  24. EVERYTHING @WhoCares1000has said in their post(s). There is a major difference between your cases with creditors and this one case. The OP openly and defiantly refused to pay a legitimate debt unless they got their way. There is no question they owe the money. Worse they laid down a clear paper trail in their letters documenting it. You poured gas on the fire by cherry picking out individual sections of separate laws that MIGHT be bent to support the OP's theory. You have no legal cases supporting your theory. I agree with @WhoCares1000that CITI is out to make an example of the OP for their conduct and defiance in demanding their way while refusing to pay. My opinion is it is extremely foolish to believe that CITI cannot prove that the OP's demand for arbitration is frivolous and they are not entitled to attorney fees. EVERY card agreement openly states that they can seek their attorney fees and costs related to any court or arbitration case. I do not see them backing down on this one. They possibly could get a better settlement but that isn't guaranteed. None of us here know exactly how pissed off the legal team and C-Suite are about the OP's behavior. We have seen cases here where AMEX and Discover got so irritated they refused all settlement offers and when all the way to the end including appeals at great expense. The major problem in comparing your results is that your situation was very very different and in a much different era when record keeping spotty and violations common. I guarantee you that CITI from the first inappropriate letter has been saving every shred of documentation for this case to teach the OP a lesson. The problem with cases like this is not only are they bad in court and arbitration but they can end up setting an equally bad precedent for future consumers as well.

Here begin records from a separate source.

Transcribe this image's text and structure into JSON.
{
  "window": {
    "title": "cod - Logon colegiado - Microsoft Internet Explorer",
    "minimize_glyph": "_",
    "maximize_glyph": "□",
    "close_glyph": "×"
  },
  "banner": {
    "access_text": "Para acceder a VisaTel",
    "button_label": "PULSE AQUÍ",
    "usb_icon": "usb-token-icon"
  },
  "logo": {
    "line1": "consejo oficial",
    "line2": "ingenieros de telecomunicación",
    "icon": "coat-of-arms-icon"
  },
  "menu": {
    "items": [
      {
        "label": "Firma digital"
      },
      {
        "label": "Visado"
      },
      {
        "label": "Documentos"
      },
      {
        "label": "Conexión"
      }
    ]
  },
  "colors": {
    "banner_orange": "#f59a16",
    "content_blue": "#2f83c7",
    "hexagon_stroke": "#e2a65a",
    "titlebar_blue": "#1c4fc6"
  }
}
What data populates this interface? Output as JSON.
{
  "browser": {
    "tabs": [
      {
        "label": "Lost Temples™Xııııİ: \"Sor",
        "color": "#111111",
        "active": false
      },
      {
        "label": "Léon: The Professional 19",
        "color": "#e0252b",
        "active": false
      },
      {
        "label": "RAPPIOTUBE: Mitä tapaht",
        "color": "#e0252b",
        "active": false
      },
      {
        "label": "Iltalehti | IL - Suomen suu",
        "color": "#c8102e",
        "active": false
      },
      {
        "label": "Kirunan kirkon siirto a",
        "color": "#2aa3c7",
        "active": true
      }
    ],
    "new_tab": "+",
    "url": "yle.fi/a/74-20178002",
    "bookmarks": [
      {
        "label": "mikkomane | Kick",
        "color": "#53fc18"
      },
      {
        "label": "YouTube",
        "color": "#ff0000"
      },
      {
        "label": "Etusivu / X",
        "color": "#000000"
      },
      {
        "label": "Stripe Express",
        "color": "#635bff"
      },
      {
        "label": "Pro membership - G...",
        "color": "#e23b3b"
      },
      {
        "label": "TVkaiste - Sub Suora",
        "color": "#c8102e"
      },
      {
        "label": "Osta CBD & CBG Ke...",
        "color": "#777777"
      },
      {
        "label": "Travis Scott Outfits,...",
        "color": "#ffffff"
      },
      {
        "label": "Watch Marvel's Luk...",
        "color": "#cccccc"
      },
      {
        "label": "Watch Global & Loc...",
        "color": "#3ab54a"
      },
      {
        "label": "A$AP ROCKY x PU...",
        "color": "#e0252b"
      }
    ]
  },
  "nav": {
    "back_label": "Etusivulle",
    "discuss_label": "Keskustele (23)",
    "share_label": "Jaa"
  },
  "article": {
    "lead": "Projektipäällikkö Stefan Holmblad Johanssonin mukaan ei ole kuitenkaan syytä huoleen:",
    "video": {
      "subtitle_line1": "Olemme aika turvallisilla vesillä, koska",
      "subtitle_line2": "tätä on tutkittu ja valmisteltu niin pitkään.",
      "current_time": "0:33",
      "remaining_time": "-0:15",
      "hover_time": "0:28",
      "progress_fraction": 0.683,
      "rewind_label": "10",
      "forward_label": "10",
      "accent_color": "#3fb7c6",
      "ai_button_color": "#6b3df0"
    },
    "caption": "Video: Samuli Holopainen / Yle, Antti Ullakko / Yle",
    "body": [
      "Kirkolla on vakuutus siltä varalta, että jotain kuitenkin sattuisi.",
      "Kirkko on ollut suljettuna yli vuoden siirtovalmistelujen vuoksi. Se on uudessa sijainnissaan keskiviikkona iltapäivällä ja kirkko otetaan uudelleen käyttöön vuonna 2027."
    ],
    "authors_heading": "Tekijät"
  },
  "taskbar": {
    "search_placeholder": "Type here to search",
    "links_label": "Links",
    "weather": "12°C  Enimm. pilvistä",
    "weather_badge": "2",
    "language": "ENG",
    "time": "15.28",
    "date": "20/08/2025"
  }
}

  25. Not an uncommon argument. The response is that if this is the card agreement they state belongs to the account then they are bound by the terms and you are free to assert that term when they said it was the account in question. The terms go both ways not just in their favor.